Start of Block

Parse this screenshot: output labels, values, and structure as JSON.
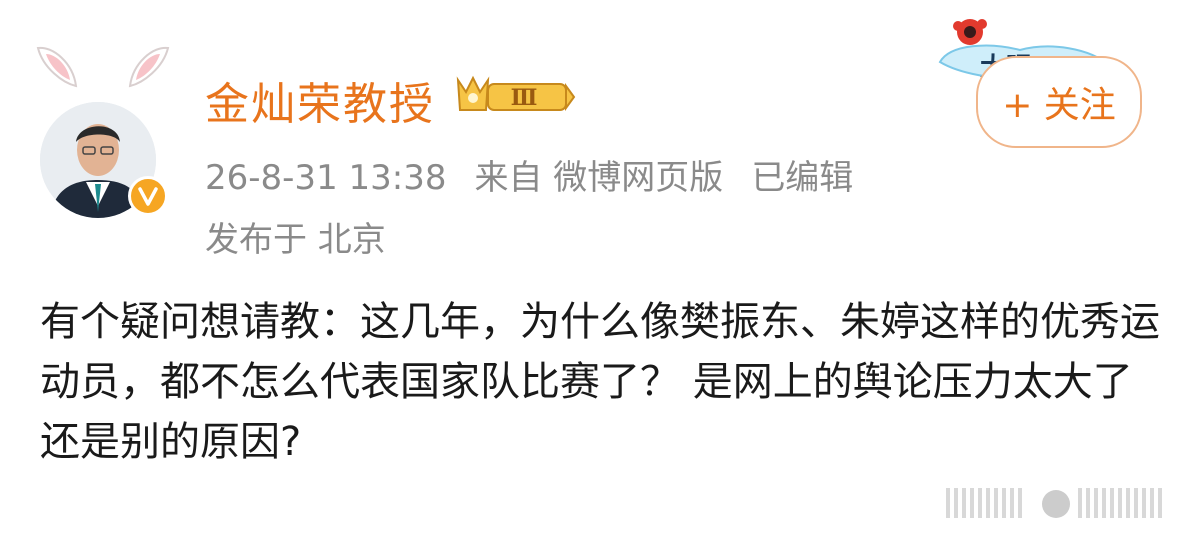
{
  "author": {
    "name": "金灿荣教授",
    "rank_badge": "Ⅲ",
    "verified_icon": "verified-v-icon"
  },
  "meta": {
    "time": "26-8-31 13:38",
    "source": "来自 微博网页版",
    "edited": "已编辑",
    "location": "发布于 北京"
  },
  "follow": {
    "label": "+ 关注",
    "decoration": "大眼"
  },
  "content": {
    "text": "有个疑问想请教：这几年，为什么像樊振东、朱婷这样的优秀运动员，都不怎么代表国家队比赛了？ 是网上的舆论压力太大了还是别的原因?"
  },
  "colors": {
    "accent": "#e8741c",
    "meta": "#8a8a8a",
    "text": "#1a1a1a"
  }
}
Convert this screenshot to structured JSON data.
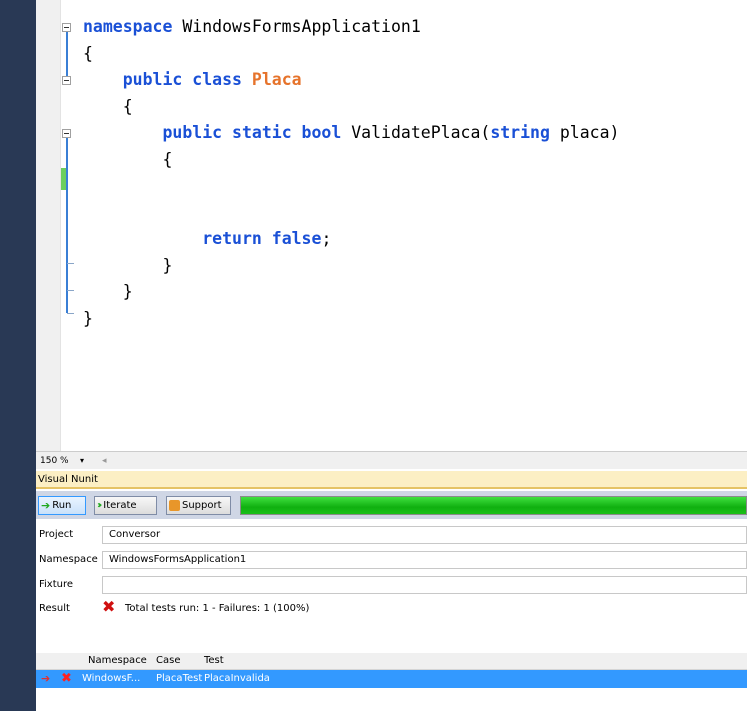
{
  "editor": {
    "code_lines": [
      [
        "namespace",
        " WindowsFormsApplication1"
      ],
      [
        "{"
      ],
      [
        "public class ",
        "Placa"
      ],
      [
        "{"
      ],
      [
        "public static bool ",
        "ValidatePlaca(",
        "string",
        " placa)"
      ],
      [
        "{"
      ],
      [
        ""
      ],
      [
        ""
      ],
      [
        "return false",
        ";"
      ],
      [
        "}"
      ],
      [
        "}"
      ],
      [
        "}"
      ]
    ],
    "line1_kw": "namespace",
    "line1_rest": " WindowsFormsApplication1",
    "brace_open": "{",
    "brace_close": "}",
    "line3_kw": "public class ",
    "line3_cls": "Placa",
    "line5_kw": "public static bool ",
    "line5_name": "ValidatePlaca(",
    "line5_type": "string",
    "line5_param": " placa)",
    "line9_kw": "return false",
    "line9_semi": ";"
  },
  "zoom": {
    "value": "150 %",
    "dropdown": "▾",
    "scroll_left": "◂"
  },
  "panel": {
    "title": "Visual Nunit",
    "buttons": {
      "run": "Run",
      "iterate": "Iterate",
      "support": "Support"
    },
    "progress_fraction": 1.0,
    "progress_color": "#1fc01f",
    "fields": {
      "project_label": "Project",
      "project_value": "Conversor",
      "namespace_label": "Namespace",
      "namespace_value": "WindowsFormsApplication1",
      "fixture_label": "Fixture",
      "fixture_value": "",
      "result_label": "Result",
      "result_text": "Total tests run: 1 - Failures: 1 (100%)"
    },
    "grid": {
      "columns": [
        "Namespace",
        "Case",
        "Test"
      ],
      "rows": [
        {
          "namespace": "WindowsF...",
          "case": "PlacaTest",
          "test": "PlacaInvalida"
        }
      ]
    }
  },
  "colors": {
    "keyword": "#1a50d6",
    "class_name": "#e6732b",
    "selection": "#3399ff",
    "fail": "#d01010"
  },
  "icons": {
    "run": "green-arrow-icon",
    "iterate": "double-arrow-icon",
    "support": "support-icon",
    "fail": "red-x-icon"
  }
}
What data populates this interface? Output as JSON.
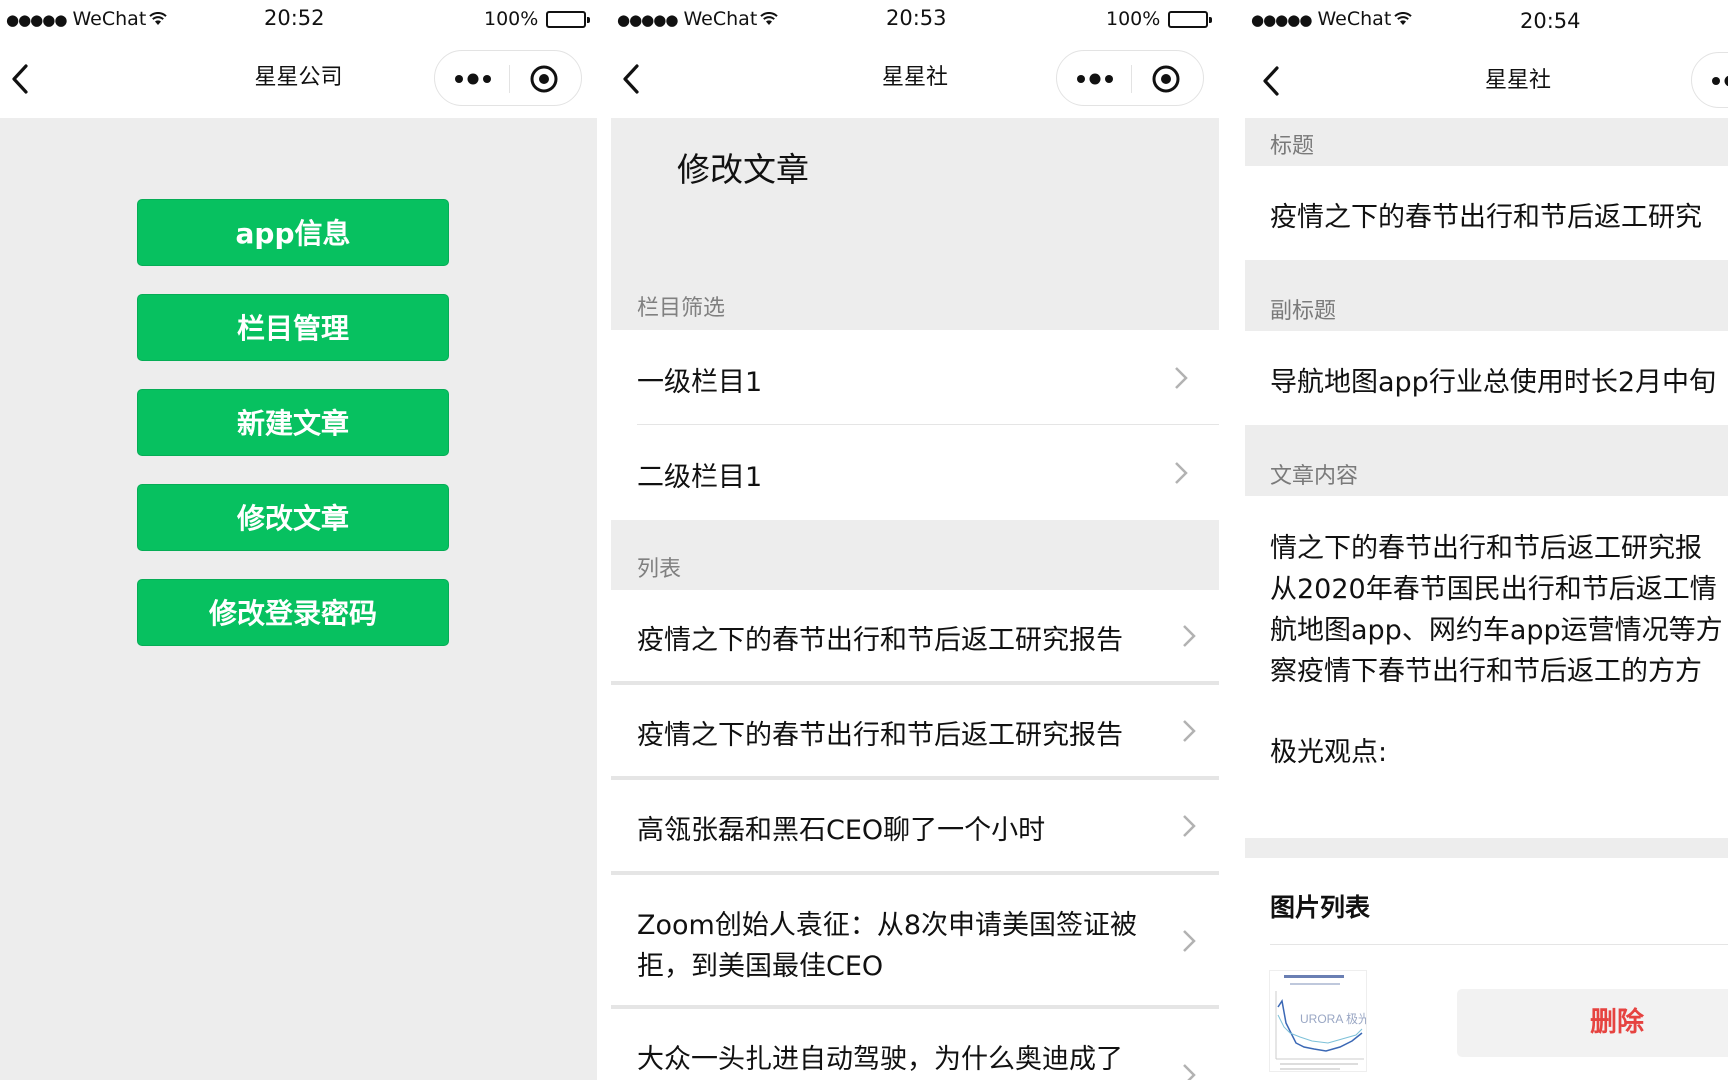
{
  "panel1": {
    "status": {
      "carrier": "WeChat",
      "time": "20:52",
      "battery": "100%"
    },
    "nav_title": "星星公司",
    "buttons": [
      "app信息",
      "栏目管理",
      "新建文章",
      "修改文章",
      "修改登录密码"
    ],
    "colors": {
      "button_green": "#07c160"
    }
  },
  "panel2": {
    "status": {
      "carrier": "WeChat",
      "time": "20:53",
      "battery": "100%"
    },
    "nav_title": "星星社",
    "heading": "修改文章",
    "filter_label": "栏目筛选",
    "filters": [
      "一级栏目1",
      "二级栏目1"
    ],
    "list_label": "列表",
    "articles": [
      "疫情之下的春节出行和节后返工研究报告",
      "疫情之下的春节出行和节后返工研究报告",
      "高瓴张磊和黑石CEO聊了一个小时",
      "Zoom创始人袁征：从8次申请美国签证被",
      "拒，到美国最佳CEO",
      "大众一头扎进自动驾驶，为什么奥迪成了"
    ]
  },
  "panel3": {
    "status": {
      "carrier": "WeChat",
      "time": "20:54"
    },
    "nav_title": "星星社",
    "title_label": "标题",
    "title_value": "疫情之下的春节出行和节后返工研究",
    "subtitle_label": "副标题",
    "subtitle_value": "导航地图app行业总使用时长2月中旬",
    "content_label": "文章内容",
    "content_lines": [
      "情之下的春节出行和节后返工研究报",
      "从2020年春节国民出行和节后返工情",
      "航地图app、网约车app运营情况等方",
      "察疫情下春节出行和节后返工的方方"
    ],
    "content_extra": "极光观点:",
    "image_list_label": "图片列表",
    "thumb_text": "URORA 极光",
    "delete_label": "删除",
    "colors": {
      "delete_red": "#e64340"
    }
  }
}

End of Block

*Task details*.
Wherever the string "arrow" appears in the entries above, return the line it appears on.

*Exercise solution*.
    "run": "green-arrow-icon",
    "iterate": "double-arrow-icon",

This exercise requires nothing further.